Ketoconazole (KTZ) is another treatment option for cryptococcosis. Itraconazole (ITZ) is a triazole antifungal drug similar to KTZ but with fewer adverse side-effects. Fluconazole (FCZ) is another triazole agent that does have the ability to cross the BBB and has fewer side effects than the aforementioned antifungal compounds. FCZ has been reported to have the highest success rates in cats, including those with advanced, longstanding, or disseminated disease.
Outcomes of treatment of cryptococcosis are quite varied. Drug therapy is long-term (average of 8.5 months) and relapses occur frequently. Patients with the CNS form of cryptococcosis will require lifelong treatment maintenance. The prognosis is much worse if the patient has the neurological form of disease or is immunocompromised by FeLV or FIV infections. Since Cryptococcus neoformans is ubiquitous, the best means of prevention is to decrease contact with areas containing a high concentration of organisms (pigeon droppings, damp buildings or basements).
Cryptococcosis in Cats
Cats are more commonly affected by cryptococcosis than dogs. No apparent breed, sex, or age predilection exists in cats. Clinical findings are usually related to upper respiratory, nasopharyngeal, cutaneous, ocular, or CNS involvement. Unlike in other systemic mycoses, the lungs are not commonly clinically affected. Nonspecific signs such as depression and anorexia are common in chronic cases, but fever is uncommon. Upper respiratory signs associated with nasal cavity involvement are seen in 50% to 80% of affected cats. In these cats, sneezing and snuffling are common, and unilateral or bilateral mucopurulent nasal discharge with or without blood is typically seen. The age range of infected cats varies widely (1-13 yrs), with a mean age of 5 years. There is a predilection for infection in male cats, most likely due to the increased roaming of toms. Siamese cats are also overrepresented in most studies. Outdoor cats also have an increased predominance of cryptococcosis as compared with indoor cats. However, keeping cats indoors does not prevent them from contracting the disease. Potting soil in house plants and moldy, unfinished basements may be sources of infection in indoor cats.

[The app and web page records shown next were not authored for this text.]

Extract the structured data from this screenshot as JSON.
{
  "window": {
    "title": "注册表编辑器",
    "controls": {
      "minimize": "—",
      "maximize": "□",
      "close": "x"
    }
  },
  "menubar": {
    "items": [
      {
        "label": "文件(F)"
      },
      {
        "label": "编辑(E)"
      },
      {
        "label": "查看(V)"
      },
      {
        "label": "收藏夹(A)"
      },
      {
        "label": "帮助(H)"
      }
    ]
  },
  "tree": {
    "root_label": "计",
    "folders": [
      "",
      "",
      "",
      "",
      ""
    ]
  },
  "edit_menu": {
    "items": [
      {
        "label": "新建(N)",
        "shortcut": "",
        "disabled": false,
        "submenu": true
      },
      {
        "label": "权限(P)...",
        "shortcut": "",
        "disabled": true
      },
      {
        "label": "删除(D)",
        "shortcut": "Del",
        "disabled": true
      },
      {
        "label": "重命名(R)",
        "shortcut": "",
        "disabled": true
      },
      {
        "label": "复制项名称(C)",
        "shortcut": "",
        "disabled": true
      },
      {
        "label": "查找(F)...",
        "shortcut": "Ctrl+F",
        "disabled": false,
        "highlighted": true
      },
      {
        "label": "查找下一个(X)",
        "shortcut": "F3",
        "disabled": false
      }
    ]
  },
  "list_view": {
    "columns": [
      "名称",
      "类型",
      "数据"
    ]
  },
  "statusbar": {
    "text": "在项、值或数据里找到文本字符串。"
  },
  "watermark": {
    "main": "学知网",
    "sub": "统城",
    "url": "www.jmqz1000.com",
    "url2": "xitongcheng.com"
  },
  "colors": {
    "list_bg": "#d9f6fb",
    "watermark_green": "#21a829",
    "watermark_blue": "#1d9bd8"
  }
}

Image Provider: CDC
- Cecily A. Reynolds, DVM; Perry J. Bain, DVM, PhD; and Kenneth S. Latimer, DVM, PhD
Department of Pathology (Bain, Latimer), College of Veterinary Medicine, The University of Georgia. Canine and Feline Cryptococcosis
- Stephen J. Ettinger, DVM, DACVIM and Edward C. Feldman, DVM, DACVIM. Textbook of Veterinary Internal Medicine